Cheryl Miller: If it looks like a socialist and sounds like a socialist ...
Throughout his first year as president, Barack Obama and his policies have been assailed as “socialist.” His supporters vehemently deny this characterization. But the Russian newspaper Pravda (formerly the official organ of the Central Committee of the Communist Party of the U.S.S.R.) recently trumpeted the demise of our political-economic system with the headline, “American capitalism gone with a whimper,” and if anyone should be able to recognize the withering of economic freedom, it is a people who only have recently gained it.
Socialism, according to Merriam-Webster, is “any of various economic and political theories advocating collective or governmental ownership and administration of the means of production and distribution of goods.”
How else would one characterize the takeover of General Motors and AIG, student loan and Pell grant processing, the massive health care reform act, draconian regulation of financial markets, and proposed cap-and-trade policies that, by going through the EPA, would circumvent consideration by Congress? How else to characterize expanded New Deal and Great Society programs, the ever-increasing size of government (numerous new agencies will be required to administer the health care plan alone), and the crushing taxation to support them? President Obama may not call himself a socialist, but the policies he espouses say otherwise.
Behind every wealth “sharing” scheme is the theft of someone’s wealth. As Margaret Thatcher, former Prime Minister of the U.K., said, “The problem with socialism is that eventually you run out of other people’s money.” Wealth cannot be commanded into being by wishful thinking or government fiat. Liberty begets innovation, and innovation leads to capital formation and accumulation in the private sector, thus enabling growth of a great middle class.

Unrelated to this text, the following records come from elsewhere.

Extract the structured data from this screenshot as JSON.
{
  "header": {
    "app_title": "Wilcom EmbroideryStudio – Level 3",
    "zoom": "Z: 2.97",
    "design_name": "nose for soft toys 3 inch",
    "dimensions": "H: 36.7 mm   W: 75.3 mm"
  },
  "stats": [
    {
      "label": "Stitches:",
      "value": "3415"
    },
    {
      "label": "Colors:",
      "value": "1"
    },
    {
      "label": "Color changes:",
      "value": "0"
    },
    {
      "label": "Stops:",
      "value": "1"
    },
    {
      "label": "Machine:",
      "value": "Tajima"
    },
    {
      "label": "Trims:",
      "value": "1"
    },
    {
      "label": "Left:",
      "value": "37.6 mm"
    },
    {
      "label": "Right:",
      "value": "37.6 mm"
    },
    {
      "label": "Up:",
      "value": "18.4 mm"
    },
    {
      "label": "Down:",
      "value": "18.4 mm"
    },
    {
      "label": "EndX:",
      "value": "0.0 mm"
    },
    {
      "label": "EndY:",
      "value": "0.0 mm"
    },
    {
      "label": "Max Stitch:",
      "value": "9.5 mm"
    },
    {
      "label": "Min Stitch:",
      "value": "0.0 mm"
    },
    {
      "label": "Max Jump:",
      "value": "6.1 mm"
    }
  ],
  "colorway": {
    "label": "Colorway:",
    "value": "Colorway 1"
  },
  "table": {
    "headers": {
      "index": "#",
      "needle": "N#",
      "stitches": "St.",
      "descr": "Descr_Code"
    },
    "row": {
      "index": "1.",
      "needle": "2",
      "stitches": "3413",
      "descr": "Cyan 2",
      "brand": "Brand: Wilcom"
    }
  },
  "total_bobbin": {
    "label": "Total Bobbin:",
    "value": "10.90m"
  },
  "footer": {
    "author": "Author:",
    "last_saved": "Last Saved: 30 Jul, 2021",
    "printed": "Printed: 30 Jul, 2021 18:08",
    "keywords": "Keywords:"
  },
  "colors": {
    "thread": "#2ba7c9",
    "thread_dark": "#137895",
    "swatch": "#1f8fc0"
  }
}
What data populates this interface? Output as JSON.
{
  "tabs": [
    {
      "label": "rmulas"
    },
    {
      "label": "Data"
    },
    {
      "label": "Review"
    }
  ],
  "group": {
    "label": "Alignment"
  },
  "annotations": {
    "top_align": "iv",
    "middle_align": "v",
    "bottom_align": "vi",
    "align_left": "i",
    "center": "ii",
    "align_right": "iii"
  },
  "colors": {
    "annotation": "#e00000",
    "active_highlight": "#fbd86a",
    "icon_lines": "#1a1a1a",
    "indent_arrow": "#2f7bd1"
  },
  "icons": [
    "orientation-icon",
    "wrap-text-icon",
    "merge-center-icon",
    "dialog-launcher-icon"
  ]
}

Although Obama’s ideology is transparently socialist, he is not the first politician to steer our nation toward collectivism. In fact, our nation has been moving in this direction for a very long time. We the people complacently allowed our government to intrude into areas where it has no legitimate business, thereby violating our rights by usurping individual initiative and exercise of judgment.

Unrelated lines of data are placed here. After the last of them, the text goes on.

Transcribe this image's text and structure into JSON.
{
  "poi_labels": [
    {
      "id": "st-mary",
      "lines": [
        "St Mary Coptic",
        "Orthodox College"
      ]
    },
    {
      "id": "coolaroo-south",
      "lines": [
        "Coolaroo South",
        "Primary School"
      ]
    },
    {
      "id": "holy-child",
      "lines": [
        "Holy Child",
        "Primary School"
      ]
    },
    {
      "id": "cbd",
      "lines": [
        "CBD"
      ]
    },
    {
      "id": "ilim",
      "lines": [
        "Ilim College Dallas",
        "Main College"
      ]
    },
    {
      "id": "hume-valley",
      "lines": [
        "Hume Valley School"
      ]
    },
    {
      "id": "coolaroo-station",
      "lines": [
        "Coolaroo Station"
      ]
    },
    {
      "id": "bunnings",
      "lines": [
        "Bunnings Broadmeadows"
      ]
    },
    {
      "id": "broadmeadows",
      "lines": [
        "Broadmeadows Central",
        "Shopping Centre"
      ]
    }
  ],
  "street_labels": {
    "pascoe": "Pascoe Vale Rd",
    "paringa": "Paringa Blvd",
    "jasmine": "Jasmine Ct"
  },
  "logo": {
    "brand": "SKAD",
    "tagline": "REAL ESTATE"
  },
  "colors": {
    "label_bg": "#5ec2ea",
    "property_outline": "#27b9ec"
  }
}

The notion of the supremacy of “the common good” — that activities of the individual must not be allowed to clash with the interests of the “community” — is the most destructive of our liberty.
Supreme Court rulings based on this idea have diminished constitutional protections in countless ways over the last hundred years, and continue to do so today. “Society” or “community” is but an abstraction for a number of individuals: If the rights of the individual are protected, the rights of all are protected.
If the United States is to survive as the land of the free (and therefore prosperous), it is imperative that the notion of the “common good” be thoroughly repudiated. Our government’s purpose is to protect individual rights, not to violate them by turning aggregate sovereign individuals into a separate entity known as “society.”
It is this, I hope, that will be the legacy of the nascent Tea Party: not merely a revolt against the size and reach and cost of government, but examination by each citizen of the roots and reason for our nation’s greatness — the recognition and protection of man’s sovereignty. It would also be the best result that could come out of Obama’s socialist presidency.
Cheryl Miller can be e-mailed at Fortuna_reilly@yahoo.com.